"I'm not a gimmick guy," he replied. "Never been a gimmick guy."

The next part of the exchange, recounted by longtime Cope friend and Steelers beat writer Ed Bouchette of the Post-Gazette, went like this:

"You know your contract is up this year."

"I just became a gimmick guy."

The truth is, Cope wasn't above gimmickry, buffoonery or a bit of exaggeration, if thought it would make people laugh. There was his take, for instance, on one particularly violent tackle, in which a Steeler hit an opponent so hard, Cope insisted, "I swear I saw his mouthpiece fly into the third row! An old lady caught it on the fly, checked it for a fit and put it in her pocketbook!"

Even as he played to a blue-collar crowd, he couldn't disguise his grasp of culture, as evidenced in this classic exchange with longtime broadcast partner Bill Hillgrove:

Cope: "I'm telling you something -- Hines Ward looked like Nijinsky!"

Hillgrove: "Nijinsky?"

Cope: "Nijinsky! The great ballet dancer."

Hillgrove: "I thought he was a racehorse."

Cope (losing patience): "No, he ain't a racehorse! (Resigned) He's dead anyhow."

Hillgrove: "The racehorse or the ballet dancer?"

Cope: "Nijinsky!"

(They were both right: Nijinsky II, the horse, was named after Nijinsky, the Russian dancer.)

Cope's signature on-air exclamation, "Yoi!" expressed his delight in some pro-Steelers turn of events. Because a single "Yoi!" was sometimes insufficient, Cope took to multiplying them. "Double-Yoi!", in fact, is the name of his autobiography. While I have not read it, I have drunk deeply of his prose, and am here to tell you -- don't take this the wrong way, Pittsburgh -- that it goes down a hell of a lot easier than Iron City Beer.

Whatever your preferred malt beverage, raise a glass of it this Super Sunday to an absent friend, a short man with a huge gift for words both written and spoken.
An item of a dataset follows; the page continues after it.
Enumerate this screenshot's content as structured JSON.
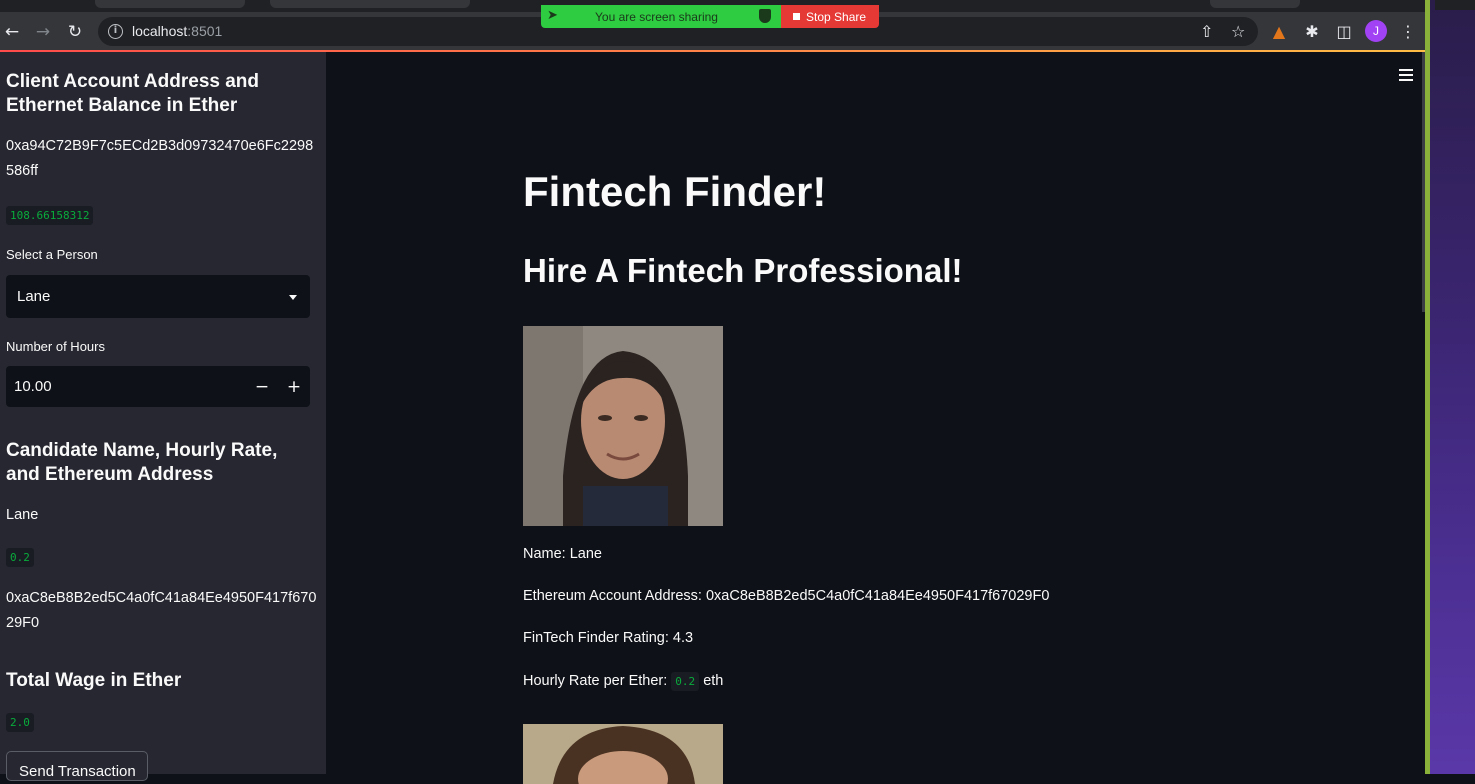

http://sportsillustrated.cnn.com/2009/w ... index.html (http://sportsillustrated.cnn.com/2009/writers/austin_murphy/01/29/cope/index.html)

Iron Shiek
01-30-2009, 01:54 PM
Whatever your preferred malt beverage, raise a glass of it this Super Sunday to an absent friend, a short man with a huge gift for words both written and spoken.


Everyone needs to do this Sunday! Win one for Myron, Steelers!!! :tt2

Shanklin_25
01-30-2009, 09:16 PM
The subject of Myron's "Nijinsky'' comment was Lynn Swann during Super Bowl X. His radio partner at that time was Jack Fleming, not Bill Hillgrove who if I recall was the Pitt basketball play by play man during those years. Good story though-Myron was THE MAN.